Records>
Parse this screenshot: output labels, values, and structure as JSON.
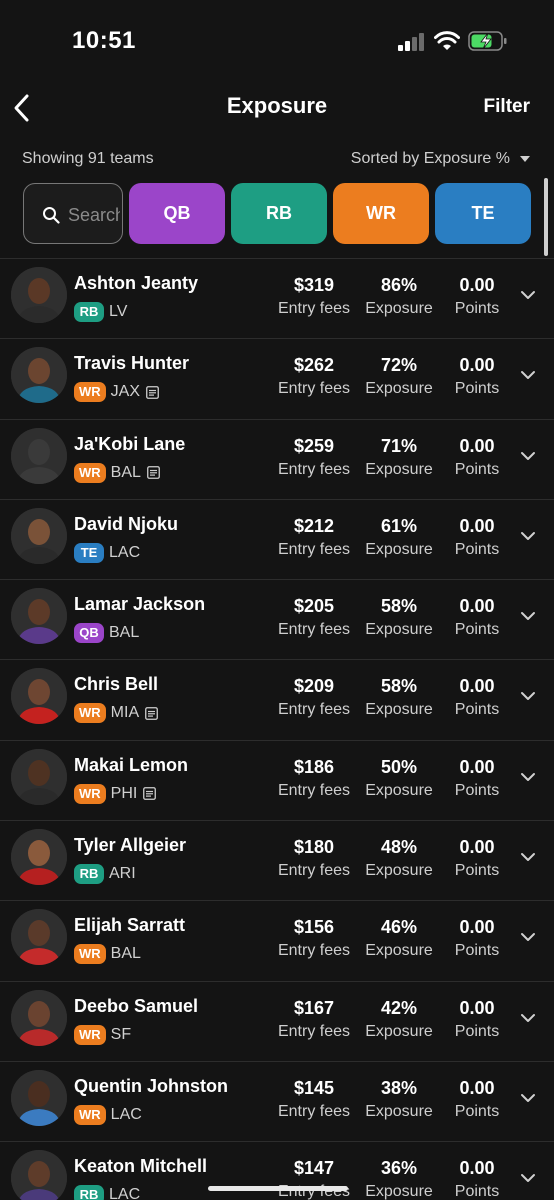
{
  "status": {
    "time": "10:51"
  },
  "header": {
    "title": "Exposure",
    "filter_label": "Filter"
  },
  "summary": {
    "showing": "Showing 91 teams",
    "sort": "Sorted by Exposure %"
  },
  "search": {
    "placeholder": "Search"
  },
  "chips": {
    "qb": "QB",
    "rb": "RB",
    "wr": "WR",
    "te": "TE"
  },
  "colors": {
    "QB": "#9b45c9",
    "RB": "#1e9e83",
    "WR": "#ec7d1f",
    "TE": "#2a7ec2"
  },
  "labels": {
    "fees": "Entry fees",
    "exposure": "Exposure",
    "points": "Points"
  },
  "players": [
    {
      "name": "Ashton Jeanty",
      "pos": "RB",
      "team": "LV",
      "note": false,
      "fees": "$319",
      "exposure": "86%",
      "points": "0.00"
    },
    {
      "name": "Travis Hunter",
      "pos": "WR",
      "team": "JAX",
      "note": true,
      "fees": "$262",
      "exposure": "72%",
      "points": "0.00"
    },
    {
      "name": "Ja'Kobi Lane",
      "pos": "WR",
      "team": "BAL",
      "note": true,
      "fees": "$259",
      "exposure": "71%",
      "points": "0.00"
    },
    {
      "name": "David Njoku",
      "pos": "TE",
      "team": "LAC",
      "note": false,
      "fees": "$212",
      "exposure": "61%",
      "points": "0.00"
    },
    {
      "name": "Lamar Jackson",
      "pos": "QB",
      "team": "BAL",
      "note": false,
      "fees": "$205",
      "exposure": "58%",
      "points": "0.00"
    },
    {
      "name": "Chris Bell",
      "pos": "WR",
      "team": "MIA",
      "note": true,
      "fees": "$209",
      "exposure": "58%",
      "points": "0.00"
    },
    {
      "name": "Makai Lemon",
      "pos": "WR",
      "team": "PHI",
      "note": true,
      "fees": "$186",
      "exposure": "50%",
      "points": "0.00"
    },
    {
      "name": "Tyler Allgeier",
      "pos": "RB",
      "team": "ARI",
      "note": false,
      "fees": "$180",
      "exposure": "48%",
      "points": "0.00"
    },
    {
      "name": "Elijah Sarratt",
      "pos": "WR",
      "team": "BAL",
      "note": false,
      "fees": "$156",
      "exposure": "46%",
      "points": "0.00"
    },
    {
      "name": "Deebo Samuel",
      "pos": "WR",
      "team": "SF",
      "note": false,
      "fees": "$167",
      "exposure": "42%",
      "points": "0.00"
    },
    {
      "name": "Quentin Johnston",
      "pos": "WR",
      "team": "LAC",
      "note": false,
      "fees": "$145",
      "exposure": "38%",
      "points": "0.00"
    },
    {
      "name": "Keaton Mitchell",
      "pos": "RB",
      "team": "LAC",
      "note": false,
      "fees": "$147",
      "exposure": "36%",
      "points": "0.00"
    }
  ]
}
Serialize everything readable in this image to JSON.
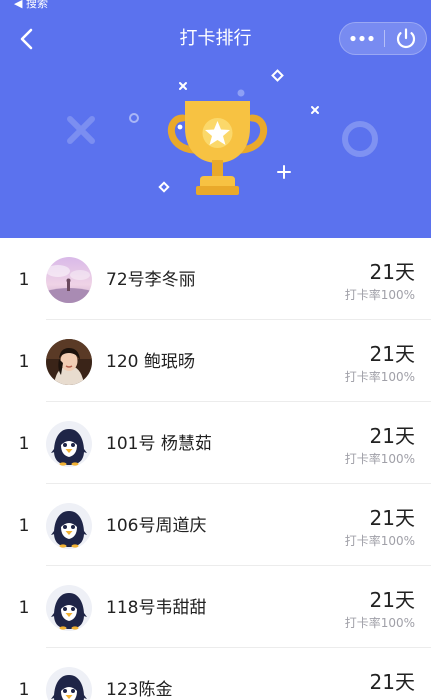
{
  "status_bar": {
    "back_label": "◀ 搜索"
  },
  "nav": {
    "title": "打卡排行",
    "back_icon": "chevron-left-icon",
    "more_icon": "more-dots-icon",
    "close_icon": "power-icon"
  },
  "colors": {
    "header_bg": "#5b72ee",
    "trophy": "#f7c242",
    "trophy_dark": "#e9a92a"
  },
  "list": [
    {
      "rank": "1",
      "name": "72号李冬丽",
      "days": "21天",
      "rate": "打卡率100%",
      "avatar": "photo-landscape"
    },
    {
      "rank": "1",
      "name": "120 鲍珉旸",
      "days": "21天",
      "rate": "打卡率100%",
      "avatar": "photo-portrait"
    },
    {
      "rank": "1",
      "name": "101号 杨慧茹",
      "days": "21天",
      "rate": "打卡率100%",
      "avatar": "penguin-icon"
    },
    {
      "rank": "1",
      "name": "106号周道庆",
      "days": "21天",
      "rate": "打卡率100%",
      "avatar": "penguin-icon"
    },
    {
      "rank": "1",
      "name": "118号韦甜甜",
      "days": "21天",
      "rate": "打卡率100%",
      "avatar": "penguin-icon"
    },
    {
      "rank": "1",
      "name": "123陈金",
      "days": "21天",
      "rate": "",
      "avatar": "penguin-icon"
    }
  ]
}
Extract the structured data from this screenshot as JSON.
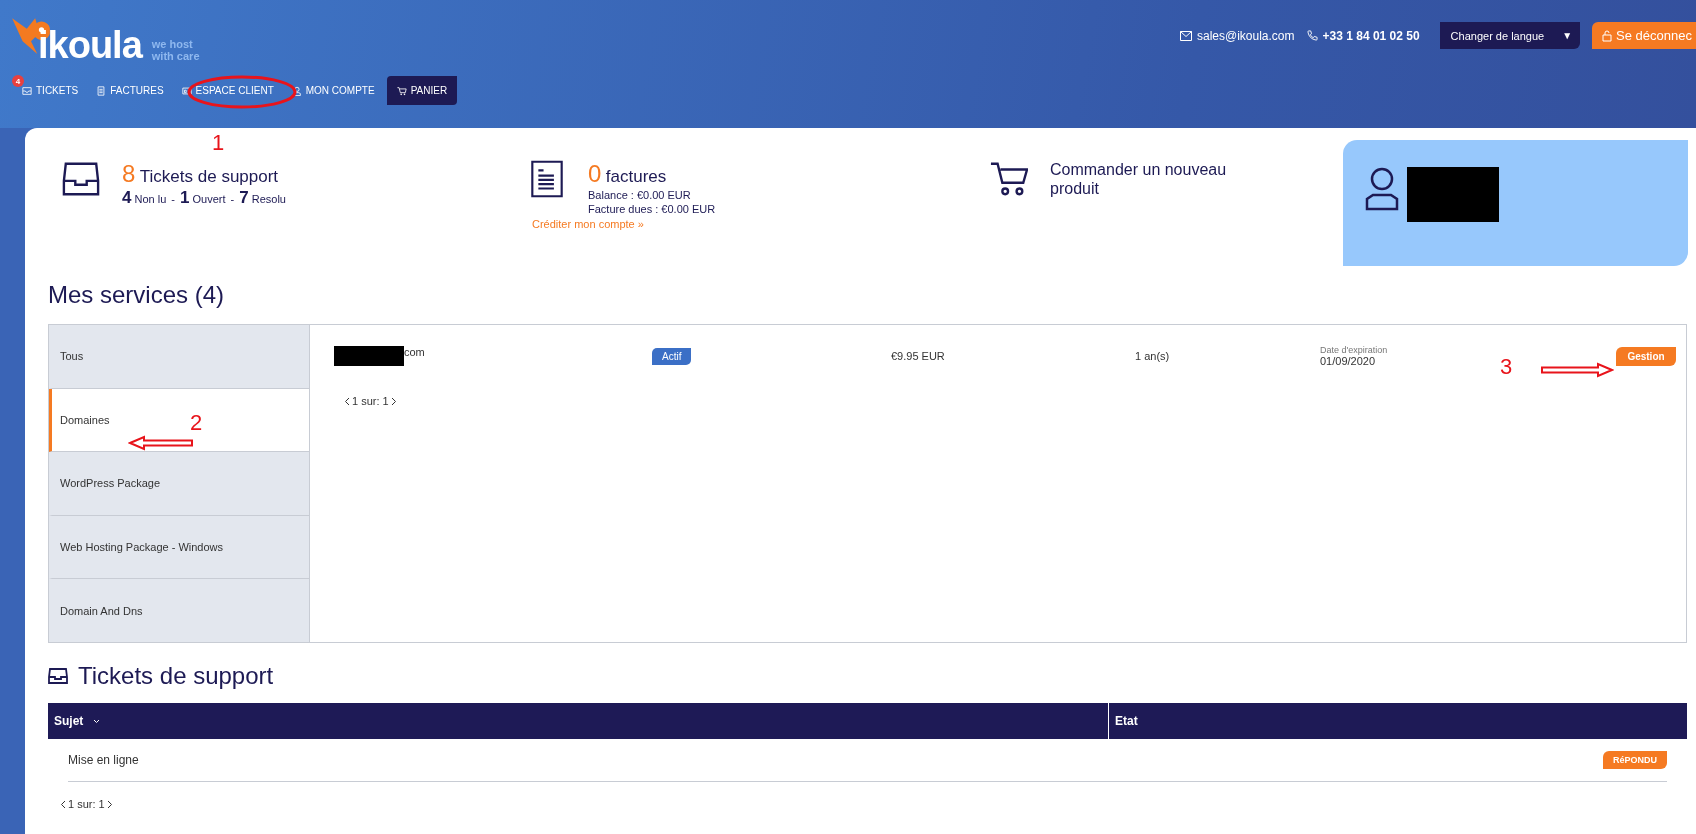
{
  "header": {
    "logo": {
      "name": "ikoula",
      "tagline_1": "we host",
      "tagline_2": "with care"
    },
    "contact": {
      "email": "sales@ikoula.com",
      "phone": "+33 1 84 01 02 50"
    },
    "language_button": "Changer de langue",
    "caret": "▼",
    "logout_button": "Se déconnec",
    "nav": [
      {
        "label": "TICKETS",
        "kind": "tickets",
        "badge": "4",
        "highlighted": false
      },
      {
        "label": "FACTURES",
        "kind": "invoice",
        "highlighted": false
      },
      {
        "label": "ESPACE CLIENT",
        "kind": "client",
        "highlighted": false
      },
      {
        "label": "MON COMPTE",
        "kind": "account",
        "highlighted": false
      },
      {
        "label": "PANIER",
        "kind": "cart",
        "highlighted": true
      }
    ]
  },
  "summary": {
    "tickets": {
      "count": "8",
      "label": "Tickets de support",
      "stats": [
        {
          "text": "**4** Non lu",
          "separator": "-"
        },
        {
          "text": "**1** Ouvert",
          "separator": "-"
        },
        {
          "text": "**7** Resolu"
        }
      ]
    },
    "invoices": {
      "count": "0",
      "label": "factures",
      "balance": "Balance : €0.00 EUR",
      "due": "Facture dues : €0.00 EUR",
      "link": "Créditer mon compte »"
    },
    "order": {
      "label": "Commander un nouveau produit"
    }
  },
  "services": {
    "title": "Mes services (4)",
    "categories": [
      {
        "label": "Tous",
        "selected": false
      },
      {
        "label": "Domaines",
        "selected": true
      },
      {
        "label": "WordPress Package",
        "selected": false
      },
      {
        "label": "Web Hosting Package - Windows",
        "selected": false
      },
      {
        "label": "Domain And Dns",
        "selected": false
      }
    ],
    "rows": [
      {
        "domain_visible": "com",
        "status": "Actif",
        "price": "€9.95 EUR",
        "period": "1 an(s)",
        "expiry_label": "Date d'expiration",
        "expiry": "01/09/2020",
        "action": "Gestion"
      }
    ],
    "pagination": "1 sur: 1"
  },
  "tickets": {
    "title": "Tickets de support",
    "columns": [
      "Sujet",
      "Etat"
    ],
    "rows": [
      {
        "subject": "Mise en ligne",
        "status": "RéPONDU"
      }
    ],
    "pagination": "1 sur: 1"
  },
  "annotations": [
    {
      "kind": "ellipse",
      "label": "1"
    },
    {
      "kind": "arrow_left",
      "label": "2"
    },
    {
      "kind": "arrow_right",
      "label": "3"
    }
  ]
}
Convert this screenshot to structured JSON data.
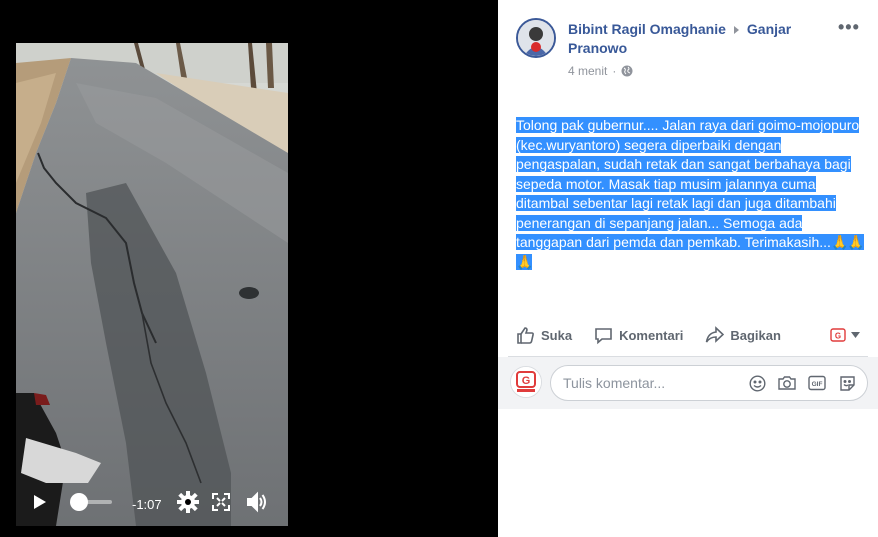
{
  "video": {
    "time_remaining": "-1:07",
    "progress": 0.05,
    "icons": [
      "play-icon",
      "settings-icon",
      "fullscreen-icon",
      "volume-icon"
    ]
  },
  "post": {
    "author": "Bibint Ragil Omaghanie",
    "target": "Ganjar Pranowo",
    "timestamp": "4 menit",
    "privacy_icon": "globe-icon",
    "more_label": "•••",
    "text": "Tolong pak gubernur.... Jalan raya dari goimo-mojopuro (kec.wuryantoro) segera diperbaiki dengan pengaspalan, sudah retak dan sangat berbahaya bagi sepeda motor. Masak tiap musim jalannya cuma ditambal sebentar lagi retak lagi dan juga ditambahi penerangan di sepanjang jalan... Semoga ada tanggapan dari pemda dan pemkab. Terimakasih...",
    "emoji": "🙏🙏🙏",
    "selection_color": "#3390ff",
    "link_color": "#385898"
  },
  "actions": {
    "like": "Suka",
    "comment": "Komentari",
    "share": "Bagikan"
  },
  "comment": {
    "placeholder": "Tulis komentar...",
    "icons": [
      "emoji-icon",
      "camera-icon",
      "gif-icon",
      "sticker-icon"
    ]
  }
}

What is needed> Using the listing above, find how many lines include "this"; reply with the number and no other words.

Solved problem> 4